CASE Culture Studies Credit
Students matriculating in or after the summer of 2011 and pursuing a B.A. or a B.F.A. degree are required to take two courses to fulfill the CASE Culture Studies requirement-- one course must fall within the category “Diversity in the U.S.,” and the other must fit within “Global Civilizations and Cultures.” Also, the College strongly recommends that students pursuing B.S. degrees take CASE Culture Studies courses, perhaps by fulfilling their CASE Breadth of Inquiry requirements (e.g., A&H and S&H) with courses that are also part of the CASE Culture Studies curriculum.
CASE Culture Studies courses allow students to define and examine critically what is commonly meant by the term ‘culture’. The curriculum also provides students with the opportunity to explore the relationship between cultural artifacts and the community that produced them and/or draw comparisons between different cultures. Thus, courses that are approved to carry the CASE Culture Studies designation do more than examine cultural productions (e.g. the 19th-century Russian novel, political institutions in 18th-century Colombia). They also provide students with a broader vocabulary for exploring what such productions suggest about how communities organize themselves and how they view the world.
The faculty decided to divide the CASE Culture Studies into a two-part requirement in order to more fully coordinate the College’s curriculum with the “Shared Goals” of the IUB General Education program, which identifies the teaching of diversity as a crucial means of fostering citizenship in a democratic society.
The CASE Diversity in the U.S. requirement gives this principle a home in the College’s curriculum while the CASE Global Civilizations and Cultures requirement encourages students to gain a deeper understanding of the world. The College seeks to foster study of how civilizations and cultures adapt to new environments, balance continuity with innovation, and respond to local, regional, national, and global changes. The College also recognizes that while political boundaries appear to be fixed, cultures and peoples are not. Therefore, appropriate courses that take a diasporic and global approach to culture and its transmission will be included in the CASE rubrics for both “Diversity in the U.S.” and “Global Civilizations and Cultures.”
Diversity in the U.S. (CASE DUS) courses will offer students the chance to explore cultural artifacts and the communities that produced them and may also allow for students to learn about the choices made by individuals and communities as they create, refine, and blend cultures. Students will study values, attitudes and methods of organizing experience that may diverge or dissent from the predominant American culture, allowing them to better understand the facts, possibilities and limitations of their own cultural world view. Under the rubric of diversity, the College includes race, ethnicity, gender, class, age, sexual orientation, religious practice, and multiple other categories. We wish to ensure that students are introduced to a cultural system in the United States which differs from that of mainstream America.
Global Civilizations and Cultures (CASE GCC) courses examine cultures and/or cultural artifacts from outside the United States as a means of understanding the communities that produced them and the relationships of these communities to other groups of people.
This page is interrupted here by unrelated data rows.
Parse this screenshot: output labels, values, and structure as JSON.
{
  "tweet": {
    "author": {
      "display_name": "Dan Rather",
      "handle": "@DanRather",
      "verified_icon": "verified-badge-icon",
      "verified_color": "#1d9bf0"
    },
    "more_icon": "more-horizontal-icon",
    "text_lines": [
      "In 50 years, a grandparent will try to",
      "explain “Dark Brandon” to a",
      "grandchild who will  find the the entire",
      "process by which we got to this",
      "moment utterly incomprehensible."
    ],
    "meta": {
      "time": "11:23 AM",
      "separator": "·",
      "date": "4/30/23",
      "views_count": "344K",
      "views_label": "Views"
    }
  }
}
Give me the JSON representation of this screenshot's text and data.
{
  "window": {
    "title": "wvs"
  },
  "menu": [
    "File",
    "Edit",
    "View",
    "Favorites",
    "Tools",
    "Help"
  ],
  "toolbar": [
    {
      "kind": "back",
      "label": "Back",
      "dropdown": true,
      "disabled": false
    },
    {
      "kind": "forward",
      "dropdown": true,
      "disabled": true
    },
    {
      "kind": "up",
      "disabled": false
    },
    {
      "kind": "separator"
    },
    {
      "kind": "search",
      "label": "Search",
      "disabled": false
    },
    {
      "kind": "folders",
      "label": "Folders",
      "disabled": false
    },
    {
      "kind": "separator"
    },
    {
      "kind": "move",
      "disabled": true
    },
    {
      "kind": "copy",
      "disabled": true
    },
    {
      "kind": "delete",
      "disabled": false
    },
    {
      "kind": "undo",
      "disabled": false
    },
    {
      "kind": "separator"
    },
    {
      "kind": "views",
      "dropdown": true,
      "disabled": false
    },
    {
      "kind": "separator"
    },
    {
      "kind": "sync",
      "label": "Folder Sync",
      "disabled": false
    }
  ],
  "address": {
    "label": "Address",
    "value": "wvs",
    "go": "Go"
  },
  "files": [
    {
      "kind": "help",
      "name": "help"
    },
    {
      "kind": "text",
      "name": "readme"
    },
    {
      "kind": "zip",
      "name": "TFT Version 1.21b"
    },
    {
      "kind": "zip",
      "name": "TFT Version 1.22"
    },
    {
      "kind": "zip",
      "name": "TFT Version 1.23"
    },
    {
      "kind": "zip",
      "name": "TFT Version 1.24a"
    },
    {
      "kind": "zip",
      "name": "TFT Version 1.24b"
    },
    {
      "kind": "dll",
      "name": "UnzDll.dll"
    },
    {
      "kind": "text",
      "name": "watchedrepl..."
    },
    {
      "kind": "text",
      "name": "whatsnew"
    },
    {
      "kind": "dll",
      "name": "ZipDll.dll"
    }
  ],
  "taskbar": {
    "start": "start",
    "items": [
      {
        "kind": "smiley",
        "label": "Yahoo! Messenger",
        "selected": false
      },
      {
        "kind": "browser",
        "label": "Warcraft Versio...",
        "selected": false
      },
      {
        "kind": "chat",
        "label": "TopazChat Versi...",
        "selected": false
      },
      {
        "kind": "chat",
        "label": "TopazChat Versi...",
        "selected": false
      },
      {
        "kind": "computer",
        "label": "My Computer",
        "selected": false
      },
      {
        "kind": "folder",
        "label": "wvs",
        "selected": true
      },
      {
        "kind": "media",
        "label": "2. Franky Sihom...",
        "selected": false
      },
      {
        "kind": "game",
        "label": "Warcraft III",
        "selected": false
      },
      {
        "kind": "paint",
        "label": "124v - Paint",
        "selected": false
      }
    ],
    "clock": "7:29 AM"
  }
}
Such courses convey the distinctive world view, institutions, and patterns of organization of another culture. Not restricted to a chronology of events or one aspect of the traditions or institutions of a particular cultural group, these courses instead teach the relationships among some of the following aspects of the culture: art, religion, literature, philosophic traditions, social behavior and institutions, and linkages with other cultures. A course on one specific aspect of a culture—for example, its art or political institutions—would fulfill the spirit of the requirement only if it devoted a substantial amount of time to the relationships between that specific aspect and the culture more generally. Similarly a course might have a broad conceptual focus within a narrow geographical and temporal setting (such as the intellectual and aesthetic traditions of Russia under Catherine the Great) or a narrow conceptual focus across a broad geographical or temporal setting (such as the political institutions of Africa in the pre-colonial period.)
How to Apply for CASE Culture Studies Credit
To request CASE Culture Studies credit for a course, please see “Applying for Special CASE Course Designations.” There is no limit to the number of courses for which a department may request CASE Culture Studies credit. These courses can be introductory or advanced. Departments and programs can request CASE Culture Studies credit for new courses through the CARMIn system, or they can request such credit for an existing course by filling out the appropriate CASE designation form.
CASE Culture Studies credit is not identical to World Culture (WC) credit in the campus-wide General Education CurriculumSee a list of approved campus-wide at General Education World Culture courses.